Getting realistic entry-level jobs and wages is important information to know. “Ask about the kind of jobs and salaries someone entering the field would most likely expect to find,” says Newcastle-based Ken.
"Finding out the good, the bad and the ugly of a job could help you decide if it’s for you," says Ken. Just remember to be positive and open minded in your approach. These five apprentices demonstrate how different approaches work for them. “No question is a silly question—be open to having conversations,” says Sean.
Match your expectations with careers in your favoured industry and then compare them with some others. “It’s also worth asking about the industry’s projected employment growth in the next 5-10 years,” says Helen, who is based in Newcastle. Make sure you have the full picture about where the jobs are likely to be—at national and state levels and wherever you intend to be living.

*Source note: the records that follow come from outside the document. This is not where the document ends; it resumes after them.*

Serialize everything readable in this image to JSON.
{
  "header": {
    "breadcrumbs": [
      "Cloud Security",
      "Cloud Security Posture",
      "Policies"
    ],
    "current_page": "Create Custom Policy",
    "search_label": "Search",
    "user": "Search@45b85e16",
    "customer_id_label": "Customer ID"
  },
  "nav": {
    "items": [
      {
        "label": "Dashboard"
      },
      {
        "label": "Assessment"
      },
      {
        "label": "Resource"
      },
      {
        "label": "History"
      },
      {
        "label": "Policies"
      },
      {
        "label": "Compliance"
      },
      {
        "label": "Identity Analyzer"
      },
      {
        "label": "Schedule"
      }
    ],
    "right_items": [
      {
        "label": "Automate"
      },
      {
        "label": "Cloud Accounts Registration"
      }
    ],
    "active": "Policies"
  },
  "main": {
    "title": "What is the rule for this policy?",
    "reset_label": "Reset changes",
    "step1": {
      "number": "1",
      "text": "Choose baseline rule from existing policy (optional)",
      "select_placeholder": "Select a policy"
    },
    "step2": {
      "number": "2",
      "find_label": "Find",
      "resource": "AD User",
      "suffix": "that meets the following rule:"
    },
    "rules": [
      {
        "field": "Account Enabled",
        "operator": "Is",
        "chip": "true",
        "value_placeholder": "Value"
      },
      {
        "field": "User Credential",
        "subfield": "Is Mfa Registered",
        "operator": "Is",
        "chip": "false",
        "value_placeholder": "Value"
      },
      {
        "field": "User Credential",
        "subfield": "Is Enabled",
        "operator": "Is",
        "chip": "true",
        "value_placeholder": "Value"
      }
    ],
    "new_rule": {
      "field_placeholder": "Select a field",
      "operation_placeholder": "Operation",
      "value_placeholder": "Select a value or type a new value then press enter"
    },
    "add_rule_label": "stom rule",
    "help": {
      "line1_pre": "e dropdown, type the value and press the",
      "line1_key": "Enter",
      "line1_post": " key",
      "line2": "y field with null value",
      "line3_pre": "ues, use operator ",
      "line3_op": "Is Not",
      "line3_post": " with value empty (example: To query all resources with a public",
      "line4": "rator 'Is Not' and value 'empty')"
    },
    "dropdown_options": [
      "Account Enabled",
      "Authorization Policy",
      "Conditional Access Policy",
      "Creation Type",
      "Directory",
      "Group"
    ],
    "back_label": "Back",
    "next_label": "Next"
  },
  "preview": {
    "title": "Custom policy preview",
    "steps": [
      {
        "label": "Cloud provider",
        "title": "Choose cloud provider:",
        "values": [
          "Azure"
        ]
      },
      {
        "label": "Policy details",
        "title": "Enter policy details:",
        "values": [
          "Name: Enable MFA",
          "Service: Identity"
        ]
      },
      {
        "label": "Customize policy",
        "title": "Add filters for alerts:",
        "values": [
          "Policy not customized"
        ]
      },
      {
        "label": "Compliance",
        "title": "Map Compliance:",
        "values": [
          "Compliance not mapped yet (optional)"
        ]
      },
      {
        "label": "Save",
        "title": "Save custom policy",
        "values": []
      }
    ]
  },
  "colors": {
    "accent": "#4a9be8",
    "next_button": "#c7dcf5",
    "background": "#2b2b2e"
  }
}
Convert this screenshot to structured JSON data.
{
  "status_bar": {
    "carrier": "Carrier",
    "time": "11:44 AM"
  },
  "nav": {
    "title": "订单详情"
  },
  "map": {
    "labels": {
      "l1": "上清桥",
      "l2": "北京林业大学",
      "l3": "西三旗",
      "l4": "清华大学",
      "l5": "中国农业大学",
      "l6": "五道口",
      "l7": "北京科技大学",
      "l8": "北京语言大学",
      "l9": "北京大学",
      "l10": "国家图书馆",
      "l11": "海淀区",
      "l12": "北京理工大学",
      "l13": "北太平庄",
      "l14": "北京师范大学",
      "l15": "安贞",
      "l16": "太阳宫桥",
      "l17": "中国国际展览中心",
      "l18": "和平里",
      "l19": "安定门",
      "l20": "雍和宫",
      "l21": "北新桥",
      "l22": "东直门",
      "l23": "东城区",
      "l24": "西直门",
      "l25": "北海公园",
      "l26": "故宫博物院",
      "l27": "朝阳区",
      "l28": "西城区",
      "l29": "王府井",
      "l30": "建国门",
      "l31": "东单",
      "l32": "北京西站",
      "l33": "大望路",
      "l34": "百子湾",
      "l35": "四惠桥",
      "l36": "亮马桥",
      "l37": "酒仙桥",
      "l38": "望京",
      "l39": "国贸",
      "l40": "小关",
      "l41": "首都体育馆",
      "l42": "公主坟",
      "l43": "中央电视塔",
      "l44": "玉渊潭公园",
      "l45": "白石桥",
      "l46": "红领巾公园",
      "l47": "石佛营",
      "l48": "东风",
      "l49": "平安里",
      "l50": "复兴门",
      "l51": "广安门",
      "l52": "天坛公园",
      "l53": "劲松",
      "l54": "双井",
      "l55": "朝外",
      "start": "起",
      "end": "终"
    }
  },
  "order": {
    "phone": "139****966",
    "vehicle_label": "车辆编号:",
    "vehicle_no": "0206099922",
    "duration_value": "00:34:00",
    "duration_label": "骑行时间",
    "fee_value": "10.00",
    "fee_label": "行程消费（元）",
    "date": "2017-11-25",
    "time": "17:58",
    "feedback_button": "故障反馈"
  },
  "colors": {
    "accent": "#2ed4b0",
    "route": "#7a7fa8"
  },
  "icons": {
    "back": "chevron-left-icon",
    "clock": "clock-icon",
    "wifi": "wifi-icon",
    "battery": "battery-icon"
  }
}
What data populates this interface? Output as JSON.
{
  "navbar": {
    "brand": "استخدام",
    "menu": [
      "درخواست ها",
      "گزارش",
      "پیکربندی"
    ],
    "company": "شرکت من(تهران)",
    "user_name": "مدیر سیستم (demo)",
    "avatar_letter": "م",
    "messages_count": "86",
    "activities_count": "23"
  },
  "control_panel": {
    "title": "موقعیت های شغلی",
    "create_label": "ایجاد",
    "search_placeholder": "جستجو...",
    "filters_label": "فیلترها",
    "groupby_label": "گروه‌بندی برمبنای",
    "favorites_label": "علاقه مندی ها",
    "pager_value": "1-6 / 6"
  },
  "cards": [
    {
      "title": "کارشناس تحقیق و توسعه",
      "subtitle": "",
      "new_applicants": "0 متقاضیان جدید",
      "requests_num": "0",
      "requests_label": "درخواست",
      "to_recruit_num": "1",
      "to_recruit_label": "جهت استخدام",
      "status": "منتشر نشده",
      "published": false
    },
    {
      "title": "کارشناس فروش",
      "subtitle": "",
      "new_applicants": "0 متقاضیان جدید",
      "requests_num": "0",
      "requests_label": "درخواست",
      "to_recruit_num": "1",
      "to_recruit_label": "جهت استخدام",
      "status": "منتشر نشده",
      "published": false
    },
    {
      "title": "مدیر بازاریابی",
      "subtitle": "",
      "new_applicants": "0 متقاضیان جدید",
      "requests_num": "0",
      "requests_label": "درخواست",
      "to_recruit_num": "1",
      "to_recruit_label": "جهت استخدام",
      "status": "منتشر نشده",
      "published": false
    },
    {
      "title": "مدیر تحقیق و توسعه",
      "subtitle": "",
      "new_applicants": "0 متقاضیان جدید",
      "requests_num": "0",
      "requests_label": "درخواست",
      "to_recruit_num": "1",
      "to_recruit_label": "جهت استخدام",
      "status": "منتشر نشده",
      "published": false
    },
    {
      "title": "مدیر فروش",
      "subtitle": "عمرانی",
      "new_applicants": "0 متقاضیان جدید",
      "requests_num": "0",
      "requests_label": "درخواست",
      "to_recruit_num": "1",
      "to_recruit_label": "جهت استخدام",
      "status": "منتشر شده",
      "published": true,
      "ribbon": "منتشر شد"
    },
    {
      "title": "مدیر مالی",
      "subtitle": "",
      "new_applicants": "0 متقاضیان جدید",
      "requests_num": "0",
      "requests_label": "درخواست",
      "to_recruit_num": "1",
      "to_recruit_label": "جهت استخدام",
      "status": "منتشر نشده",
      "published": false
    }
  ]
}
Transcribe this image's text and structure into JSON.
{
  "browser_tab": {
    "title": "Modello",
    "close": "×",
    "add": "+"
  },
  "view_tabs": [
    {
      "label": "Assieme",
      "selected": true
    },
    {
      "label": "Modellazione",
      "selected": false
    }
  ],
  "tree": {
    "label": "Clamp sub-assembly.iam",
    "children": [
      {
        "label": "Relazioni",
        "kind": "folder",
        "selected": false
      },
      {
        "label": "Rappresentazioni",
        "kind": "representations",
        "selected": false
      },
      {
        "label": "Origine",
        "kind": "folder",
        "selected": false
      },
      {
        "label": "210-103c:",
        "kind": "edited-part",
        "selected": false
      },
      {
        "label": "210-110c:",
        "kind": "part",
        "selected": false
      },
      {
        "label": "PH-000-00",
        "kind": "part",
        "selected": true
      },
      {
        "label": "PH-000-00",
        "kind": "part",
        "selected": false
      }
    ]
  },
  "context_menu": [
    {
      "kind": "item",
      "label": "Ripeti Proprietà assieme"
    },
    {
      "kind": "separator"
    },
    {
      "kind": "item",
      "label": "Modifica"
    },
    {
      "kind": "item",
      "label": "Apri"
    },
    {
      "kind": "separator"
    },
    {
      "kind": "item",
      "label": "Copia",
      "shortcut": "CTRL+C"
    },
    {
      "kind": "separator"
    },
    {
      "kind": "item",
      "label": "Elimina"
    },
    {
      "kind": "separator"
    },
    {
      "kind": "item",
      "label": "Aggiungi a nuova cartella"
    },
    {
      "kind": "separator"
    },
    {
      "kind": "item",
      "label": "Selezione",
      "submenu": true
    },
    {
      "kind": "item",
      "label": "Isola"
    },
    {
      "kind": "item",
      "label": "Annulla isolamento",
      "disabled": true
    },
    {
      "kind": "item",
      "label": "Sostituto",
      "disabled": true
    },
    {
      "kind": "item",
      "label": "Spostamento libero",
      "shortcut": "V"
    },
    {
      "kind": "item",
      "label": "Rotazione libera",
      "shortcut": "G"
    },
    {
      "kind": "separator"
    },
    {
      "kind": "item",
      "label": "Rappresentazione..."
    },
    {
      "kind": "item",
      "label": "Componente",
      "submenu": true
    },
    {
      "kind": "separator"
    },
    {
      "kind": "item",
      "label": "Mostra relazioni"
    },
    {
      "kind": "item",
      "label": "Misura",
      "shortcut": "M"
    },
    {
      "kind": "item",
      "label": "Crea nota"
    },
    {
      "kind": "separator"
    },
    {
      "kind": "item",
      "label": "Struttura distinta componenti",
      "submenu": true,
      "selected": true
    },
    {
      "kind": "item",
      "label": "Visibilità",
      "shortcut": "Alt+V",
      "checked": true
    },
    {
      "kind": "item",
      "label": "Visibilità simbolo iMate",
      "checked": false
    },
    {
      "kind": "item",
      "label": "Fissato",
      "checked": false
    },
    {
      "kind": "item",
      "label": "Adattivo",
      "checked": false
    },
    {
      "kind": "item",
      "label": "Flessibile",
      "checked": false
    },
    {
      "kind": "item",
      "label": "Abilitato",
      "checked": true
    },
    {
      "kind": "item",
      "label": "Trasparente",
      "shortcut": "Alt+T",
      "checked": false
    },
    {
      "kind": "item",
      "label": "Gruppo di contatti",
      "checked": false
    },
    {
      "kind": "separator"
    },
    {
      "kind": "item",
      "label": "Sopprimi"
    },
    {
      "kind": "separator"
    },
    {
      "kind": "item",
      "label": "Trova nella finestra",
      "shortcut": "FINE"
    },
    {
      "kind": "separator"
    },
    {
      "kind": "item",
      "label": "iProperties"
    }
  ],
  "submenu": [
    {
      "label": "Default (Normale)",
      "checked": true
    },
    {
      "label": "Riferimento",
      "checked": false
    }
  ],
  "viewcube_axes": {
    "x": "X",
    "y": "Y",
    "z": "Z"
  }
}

Why wait until school’s out to start building your professional, technical and employability skills? Get the competitive edge now. “If you’re really interested in a career in an industry, find out what kind of part-time jobs, internships and other extracurricular activities would best prepare you,” says Jacquie from Orange.
Companies can vary wildly in their makeup, locations, culture, mission and values. What is important to the organisation and what is their vision for the future? “Find out if you feel you’d be a good fit or if you need to keep looking,” suggests Jacquie.